* What to do: Write out every record below exactly as it appears.

[Dataset rows for apps and sites]
^^^^

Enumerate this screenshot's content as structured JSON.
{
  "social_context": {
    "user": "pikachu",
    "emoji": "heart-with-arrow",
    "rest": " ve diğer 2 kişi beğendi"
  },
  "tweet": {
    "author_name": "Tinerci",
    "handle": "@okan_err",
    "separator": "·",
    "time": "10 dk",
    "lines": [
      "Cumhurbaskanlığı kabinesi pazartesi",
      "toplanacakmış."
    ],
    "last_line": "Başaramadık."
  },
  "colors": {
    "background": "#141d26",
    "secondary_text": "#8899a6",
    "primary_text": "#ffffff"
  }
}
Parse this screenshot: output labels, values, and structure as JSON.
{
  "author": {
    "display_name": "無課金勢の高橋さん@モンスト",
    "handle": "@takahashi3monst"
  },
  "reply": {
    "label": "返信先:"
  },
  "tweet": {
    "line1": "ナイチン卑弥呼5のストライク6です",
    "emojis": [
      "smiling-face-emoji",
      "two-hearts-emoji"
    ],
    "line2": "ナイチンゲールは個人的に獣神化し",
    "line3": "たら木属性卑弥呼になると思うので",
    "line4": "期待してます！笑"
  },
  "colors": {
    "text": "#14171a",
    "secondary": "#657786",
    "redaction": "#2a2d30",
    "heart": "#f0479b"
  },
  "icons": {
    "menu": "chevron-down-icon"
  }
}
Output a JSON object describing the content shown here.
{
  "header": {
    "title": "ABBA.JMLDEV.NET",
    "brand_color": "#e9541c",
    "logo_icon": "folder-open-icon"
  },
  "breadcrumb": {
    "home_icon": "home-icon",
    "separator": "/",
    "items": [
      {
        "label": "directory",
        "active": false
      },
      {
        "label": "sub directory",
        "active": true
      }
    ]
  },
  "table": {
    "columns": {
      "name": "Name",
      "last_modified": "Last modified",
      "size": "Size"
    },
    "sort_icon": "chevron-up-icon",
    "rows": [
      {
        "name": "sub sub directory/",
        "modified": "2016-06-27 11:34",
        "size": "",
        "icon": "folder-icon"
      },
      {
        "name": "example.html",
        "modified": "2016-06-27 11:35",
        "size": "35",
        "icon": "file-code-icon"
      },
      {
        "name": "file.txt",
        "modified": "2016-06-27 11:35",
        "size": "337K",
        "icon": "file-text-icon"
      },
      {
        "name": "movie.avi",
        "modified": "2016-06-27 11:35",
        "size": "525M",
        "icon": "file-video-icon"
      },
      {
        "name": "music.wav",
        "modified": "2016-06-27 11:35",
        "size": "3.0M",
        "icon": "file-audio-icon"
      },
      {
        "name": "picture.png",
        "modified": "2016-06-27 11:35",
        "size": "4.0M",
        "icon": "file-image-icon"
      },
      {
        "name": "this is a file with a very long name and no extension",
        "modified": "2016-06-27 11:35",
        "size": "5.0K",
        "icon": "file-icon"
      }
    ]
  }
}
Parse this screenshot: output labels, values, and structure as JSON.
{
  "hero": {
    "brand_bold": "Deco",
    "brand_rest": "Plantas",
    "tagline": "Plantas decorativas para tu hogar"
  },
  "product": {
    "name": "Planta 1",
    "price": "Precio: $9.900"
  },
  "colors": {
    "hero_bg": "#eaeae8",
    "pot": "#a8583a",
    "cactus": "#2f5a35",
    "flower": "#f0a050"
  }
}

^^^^

* Written response:
Enumerate this screenshot's content as structured JSON.
{
  "social_context": {
    "user": "pikachu",
    "emoji": "heart-with-arrow",
    "rest": " ve diğer 2 kişi beğendi"
  },
  "tweet": {
    "author_name": "Tinerci",
    "handle": "@okan_err",
    "separator": "·",
    "time": "10 dk",
    "lines": [
      "Cumhurbaskanlığı kabinesi pazartesi",
      "toplanacakmış."
    ],
    "last_line": "Başaramadık."
  },
  "colors": {
    "background": "#141d26",
    "secondary_text": "#8899a6",
    "primary_text": "#ffffff"
  }
}
Parse this screenshot: output labels, values, and structure as JSON.
{
  "author": {
    "display_name": "無課金勢の高橋さん@モンスト",
    "handle": "@takahashi3monst"
  },
  "reply": {
    "label": "返信先:"
  },
  "tweet": {
    "line1": "ナイチン卑弥呼5のストライク6です",
    "emojis": [
      "smiling-face-emoji",
      "two-hearts-emoji"
    ],
    "line2": "ナイチンゲールは個人的に獣神化し",
    "line3": "たら木属性卑弥呼になると思うので",
    "line4": "期待してます！笑"
  },
  "colors": {
    "text": "#14171a",
    "secondary": "#657786",
    "redaction": "#2a2d30",
    "heart": "#f0479b"
  },
  "icons": {
    "menu": "chevron-down-icon"
  }
}
Output a JSON object describing the content shown here.
{
  "header": {
    "title": "ABBA.JMLDEV.NET",
    "brand_color": "#e9541c",
    "logo_icon": "folder-open-icon"
  },
  "breadcrumb": {
    "home_icon": "home-icon",
    "separator": "/",
    "items": [
      {
        "label": "directory",
        "active": false
      },
      {
        "label": "sub directory",
        "active": true
      }
    ]
  },
  "table": {
    "columns": {
      "name": "Name",
      "last_modified": "Last modified",
      "size": "Size"
    },
    "sort_icon": "chevron-up-icon",
    "rows": [
      {
        "name": "sub sub directory/",
        "modified": "2016-06-27 11:34",
        "size": "",
        "icon": "folder-icon"
      },
      {
        "name": "example.html",
        "modified": "2016-06-27 11:35",
        "size": "35",
        "icon": "file-code-icon"
      },
      {
        "name": "file.txt",
        "modified": "2016-06-27 11:35",
        "size": "337K",
        "icon": "file-text-icon"
      },
      {
        "name": "movie.avi",
        "modified": "2016-06-27 11:35",
        "size": "525M",
        "icon": "file-video-icon"
      },
      {
        "name": "music.wav",
        "modified": "2016-06-27 11:35",
        "size": "3.0M",
        "icon": "file-audio-icon"
      },
      {
        "name": "picture.png",
        "modified": "2016-06-27 11:35",
        "size": "4.0M",
        "icon": "file-image-icon"
      },
      {
        "name": "this is a file with a very long name and no extension",
        "modified": "2016-06-27 11:35",
        "size": "5.0K",
        "icon": "file-icon"
      }
    ]
  }
}
Parse this screenshot: output labels, values, and structure as JSON.
{
  "hero": {
    "brand_bold": "Deco",
    "brand_rest": "Plantas",
    "tagline": "Plantas decorativas para tu hogar"
  },
  "product": {
    "name": "Planta 1",
    "price": "Precio: $9.900"
  },
  "colors": {
    "hero_bg": "#eaeae8",
    "pot": "#a8583a",
    "cactus": "#2f5a35",
    "flower": "#f0a050"
  }
}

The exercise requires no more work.